We are very happy to announce the general availability of geo-replication support for Azure Redis Cache. Redis Cache is Microsoft Azure’s Cache-as-a-Service offering, based on the popular open source Redis in-memory key-value store. With geo-replication support, Redis Cache joins a growing list of Azure services that enable developers and IT pros to build disaster recovery plans. This ensures the availability of mission-critical applications running on our cloud, even in the unlikely event of a widespread regional failure. In fact, customers can already design disaster resilient solutions on Azure, using Virtual Machines with Azure Site Recovery, Traffic Manager, and data services such as Cosmos DB, SQL Database, and now Redis Cache.
While announcing the general availability of geo-replication for Redis Cache, we would also like to take the opportunity to express our gratitude to everyone who has participated in the public preview. Your feedback has been invaluable to us and helped validate our implementation. Thank you!
Setting up geo-replication in Redis Cache
Geo-replication is a feature of the premium tier of Azure Redis Cache. You need a pair of premium cache instances before you can use geo-replication. If you already have a premium cache, you just need to add another one in a secondary Azure Region of your choice. If you are currently using a basic or standard instance, you will have to upgrade it to premium before you can enable geo-replication for that. Currently you can set up only one geo-replicated cache with each primary cache. While there is no restriction on where you can place them, we recommend that you put your caches in different Azure Regions for better resiliency.
You set up geo-replication by linking your two instances of Azure Redis Cache together. The simplest way to do this is using the Azure Portal, and you can see detailed step-by-step instructions in our documentation: How to configure Geo-replication for Azure Redis Cache.
Once your Azure Redis Cache instances are configured for geo-replication, the primary cache instance will process client requests just as before, but the replica will accept data replication from the primary. The replica is available in read-only mode, so you can immediately use it with an application running on the secondary region.
For optimal cache performances, customers should always co-locate in the same Azure Region. A Redis cache with the application using typical Azure Redis Cache response times, including roundtrip network latency, are in single-digit milliseconds when both the client and server reside in the same region. Otherwise, the physical distance between two Azure Regions can add significant delays to the overall response time. Because of that, Azure Redis Cache will not automatically failover to a geo-replicated cache in another Region.
In the unlikely event of a regional-level service outage, you would want to orchestrate the geo recovery of your entire application stack to a secondary region through a sequence defined by your business continuity plan. For example, if your application runs in two, fully redundant Azure Regions with requests routed by Traffic Manager, you need to failover the Azure Redis Cache before you instruct Traffic Manager to redirect all incoming requests to the secondary region. You can failover to your geo-replicated, secondary cache at anytime by unlinking it from the primary and configuring your application, presumably in the same Azure Region, to use it instead of the primary. When a geo-replication link between two cache instances is removed, the secondary cache becomes an independent primary and can accept write requests. You can delete a geo-replication link manually using the Azure Portal or automate the action with a PowerShell command.

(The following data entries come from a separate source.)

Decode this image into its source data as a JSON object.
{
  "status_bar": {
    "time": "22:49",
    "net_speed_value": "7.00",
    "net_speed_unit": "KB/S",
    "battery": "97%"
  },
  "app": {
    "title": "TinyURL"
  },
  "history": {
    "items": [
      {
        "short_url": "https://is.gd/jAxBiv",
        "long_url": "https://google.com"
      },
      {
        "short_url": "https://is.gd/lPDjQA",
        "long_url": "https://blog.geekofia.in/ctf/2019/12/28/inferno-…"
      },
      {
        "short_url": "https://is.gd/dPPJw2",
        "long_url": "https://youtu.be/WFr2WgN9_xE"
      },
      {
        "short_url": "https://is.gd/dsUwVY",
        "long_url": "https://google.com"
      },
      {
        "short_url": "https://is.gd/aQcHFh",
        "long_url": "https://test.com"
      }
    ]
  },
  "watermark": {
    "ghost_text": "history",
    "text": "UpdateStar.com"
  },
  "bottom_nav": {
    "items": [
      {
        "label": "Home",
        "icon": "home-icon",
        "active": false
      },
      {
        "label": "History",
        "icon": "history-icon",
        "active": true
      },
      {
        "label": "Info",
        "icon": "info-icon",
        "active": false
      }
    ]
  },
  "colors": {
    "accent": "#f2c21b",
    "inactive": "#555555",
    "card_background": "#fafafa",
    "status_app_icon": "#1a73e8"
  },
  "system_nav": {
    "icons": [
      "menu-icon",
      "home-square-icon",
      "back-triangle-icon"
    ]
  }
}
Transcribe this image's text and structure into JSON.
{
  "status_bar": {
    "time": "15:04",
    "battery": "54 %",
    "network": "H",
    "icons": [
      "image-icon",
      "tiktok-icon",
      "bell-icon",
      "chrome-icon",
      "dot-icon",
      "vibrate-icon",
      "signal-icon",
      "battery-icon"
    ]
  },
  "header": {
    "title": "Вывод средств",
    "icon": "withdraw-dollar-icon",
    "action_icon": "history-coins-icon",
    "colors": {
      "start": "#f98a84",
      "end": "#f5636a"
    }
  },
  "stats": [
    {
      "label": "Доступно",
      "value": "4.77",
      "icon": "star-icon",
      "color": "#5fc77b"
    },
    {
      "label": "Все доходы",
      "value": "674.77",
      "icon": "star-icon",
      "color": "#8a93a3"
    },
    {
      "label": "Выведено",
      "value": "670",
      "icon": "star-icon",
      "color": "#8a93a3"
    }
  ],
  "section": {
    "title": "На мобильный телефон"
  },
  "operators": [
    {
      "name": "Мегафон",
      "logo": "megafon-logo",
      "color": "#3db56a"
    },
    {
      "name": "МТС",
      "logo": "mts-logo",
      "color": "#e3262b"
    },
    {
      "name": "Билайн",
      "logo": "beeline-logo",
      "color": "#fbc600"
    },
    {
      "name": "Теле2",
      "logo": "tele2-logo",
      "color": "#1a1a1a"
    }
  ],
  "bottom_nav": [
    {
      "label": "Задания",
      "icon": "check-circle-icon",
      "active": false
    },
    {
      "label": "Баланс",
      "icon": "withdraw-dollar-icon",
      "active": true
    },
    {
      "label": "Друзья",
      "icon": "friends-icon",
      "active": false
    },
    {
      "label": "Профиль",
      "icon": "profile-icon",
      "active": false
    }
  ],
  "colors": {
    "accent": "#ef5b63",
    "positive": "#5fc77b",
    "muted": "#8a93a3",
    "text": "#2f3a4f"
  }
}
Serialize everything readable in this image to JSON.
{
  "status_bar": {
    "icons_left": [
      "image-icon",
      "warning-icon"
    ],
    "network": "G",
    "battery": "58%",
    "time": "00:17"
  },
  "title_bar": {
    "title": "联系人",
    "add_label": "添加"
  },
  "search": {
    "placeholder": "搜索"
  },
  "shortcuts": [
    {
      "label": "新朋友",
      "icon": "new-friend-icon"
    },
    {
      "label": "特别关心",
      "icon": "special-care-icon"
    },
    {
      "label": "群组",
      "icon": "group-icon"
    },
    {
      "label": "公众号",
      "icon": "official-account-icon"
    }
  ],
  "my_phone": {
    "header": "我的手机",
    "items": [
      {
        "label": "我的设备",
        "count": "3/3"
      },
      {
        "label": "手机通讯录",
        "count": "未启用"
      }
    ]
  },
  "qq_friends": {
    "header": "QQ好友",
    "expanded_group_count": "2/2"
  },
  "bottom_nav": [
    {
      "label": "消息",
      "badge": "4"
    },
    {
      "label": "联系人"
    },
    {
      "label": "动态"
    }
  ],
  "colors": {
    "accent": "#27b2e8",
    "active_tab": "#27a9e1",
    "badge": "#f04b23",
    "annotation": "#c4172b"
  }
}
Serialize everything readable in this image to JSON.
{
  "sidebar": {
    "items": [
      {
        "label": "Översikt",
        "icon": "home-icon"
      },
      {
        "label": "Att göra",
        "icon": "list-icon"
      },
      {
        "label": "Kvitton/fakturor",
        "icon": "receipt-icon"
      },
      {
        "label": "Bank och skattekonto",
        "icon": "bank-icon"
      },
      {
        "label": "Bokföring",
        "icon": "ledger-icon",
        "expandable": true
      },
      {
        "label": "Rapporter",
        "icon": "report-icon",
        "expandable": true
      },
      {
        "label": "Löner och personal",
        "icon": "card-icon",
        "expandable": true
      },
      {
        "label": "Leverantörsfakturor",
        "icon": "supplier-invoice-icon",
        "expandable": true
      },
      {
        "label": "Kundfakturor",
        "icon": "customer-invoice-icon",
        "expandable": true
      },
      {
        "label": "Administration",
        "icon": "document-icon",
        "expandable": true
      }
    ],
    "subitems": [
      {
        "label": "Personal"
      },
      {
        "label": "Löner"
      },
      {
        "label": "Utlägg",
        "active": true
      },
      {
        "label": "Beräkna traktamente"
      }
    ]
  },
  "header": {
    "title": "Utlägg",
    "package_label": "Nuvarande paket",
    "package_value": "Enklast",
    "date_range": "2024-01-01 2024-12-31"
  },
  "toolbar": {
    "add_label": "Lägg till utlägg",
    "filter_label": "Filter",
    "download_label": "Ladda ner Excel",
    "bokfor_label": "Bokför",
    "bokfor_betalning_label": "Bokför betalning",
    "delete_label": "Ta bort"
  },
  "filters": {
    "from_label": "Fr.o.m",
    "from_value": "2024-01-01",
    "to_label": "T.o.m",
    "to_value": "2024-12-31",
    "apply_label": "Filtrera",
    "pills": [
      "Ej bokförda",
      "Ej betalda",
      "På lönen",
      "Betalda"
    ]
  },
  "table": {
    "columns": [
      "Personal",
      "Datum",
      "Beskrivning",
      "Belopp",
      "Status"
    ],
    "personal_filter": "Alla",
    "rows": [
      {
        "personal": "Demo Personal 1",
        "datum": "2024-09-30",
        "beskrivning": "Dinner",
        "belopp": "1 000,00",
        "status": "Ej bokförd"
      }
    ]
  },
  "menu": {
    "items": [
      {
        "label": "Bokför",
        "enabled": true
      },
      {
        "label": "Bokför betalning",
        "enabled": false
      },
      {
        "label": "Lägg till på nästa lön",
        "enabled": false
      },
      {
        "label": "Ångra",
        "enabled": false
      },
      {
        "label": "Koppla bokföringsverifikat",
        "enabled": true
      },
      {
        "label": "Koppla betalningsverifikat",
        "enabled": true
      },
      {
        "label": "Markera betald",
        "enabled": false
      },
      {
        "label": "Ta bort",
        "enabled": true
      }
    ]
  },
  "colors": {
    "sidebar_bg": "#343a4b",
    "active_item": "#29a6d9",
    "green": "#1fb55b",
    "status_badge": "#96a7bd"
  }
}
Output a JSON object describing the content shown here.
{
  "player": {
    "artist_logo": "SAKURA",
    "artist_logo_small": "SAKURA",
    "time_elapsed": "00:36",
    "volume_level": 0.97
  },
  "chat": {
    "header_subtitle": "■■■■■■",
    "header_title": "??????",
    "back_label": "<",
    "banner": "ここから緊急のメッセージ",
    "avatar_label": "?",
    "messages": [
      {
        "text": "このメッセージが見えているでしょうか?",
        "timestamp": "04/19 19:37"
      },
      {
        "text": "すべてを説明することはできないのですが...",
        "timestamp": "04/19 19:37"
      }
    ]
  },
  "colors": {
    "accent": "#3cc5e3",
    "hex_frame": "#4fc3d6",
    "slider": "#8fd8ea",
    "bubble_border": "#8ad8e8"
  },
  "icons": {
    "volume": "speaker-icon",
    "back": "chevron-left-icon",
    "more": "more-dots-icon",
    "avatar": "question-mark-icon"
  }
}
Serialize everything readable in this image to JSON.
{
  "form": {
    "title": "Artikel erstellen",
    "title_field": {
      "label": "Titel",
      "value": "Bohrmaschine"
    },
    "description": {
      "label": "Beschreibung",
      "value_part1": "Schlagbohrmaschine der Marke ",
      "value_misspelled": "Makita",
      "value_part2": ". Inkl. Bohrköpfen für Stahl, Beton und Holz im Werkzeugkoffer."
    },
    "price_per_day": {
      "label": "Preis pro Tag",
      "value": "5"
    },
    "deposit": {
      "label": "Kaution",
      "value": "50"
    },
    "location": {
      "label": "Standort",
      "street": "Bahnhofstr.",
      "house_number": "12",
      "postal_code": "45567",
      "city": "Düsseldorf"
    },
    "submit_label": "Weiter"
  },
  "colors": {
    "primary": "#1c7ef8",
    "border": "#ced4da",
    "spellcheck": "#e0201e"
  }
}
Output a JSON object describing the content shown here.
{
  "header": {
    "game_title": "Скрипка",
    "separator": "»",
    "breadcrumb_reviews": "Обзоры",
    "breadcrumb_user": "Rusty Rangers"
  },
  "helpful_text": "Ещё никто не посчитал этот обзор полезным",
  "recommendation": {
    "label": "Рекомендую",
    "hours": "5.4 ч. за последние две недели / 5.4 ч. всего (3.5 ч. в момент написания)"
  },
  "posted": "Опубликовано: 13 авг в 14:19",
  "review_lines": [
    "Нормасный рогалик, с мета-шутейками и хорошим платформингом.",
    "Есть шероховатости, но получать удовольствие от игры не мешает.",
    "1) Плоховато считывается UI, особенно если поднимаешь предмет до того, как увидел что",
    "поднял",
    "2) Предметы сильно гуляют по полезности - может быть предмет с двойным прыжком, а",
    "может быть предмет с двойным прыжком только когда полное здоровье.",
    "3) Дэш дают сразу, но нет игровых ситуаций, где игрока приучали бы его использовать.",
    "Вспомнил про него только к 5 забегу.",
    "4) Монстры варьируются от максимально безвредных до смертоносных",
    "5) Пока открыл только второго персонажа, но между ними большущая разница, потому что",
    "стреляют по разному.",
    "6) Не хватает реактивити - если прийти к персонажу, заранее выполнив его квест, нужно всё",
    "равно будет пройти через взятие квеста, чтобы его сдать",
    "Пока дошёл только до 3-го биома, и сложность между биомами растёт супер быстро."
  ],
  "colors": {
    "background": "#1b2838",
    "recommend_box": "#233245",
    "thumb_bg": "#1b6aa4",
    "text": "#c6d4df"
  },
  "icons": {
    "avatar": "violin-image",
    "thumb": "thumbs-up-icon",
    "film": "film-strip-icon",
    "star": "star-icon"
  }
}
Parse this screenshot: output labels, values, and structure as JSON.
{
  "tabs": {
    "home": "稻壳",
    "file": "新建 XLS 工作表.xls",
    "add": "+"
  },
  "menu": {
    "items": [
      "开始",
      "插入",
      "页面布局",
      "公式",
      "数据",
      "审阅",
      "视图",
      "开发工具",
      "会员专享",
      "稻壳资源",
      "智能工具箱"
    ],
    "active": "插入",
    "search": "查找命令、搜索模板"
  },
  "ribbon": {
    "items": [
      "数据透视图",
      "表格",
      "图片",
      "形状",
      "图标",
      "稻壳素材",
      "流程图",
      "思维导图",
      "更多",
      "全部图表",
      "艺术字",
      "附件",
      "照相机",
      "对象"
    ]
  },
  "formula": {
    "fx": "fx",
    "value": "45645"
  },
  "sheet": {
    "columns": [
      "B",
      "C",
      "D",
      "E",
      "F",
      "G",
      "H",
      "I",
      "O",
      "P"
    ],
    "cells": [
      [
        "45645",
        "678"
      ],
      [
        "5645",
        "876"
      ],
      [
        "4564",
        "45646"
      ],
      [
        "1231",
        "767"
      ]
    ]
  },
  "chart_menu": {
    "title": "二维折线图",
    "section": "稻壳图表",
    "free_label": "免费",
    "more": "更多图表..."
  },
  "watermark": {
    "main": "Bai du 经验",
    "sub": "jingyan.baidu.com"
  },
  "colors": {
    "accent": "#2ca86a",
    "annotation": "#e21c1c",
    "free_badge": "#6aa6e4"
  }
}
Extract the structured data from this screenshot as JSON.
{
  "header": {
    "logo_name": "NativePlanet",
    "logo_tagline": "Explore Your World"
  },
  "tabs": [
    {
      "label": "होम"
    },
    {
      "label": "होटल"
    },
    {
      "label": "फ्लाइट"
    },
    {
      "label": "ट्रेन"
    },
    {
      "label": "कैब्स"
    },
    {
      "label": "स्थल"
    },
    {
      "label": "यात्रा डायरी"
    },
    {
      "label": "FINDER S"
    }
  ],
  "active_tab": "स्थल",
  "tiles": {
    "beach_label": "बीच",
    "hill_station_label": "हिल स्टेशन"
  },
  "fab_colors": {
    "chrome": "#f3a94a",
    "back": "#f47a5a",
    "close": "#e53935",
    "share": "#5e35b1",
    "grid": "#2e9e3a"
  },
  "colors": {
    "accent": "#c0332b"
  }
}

Geo-replication is included in the pricing of the Azure Redis Cache premium tier. However, you will be charged standard fees for any network egress traffic that is resulted from cross-geo data replication.
Give it a try
Azure Redis Cache geo-replication is a valuable tool to protect your important data against unforeseeable disasters. By leveraging this and other Azure services’ geo-redundancy capabilities, you can implement a strong disaster recovery plan for your services running on the cloud, ensuring availability for your mission-critical applications.
If you have any question or feedback, please contact us at AzureCache@microsoft.com.
Source: Azure Blog Feed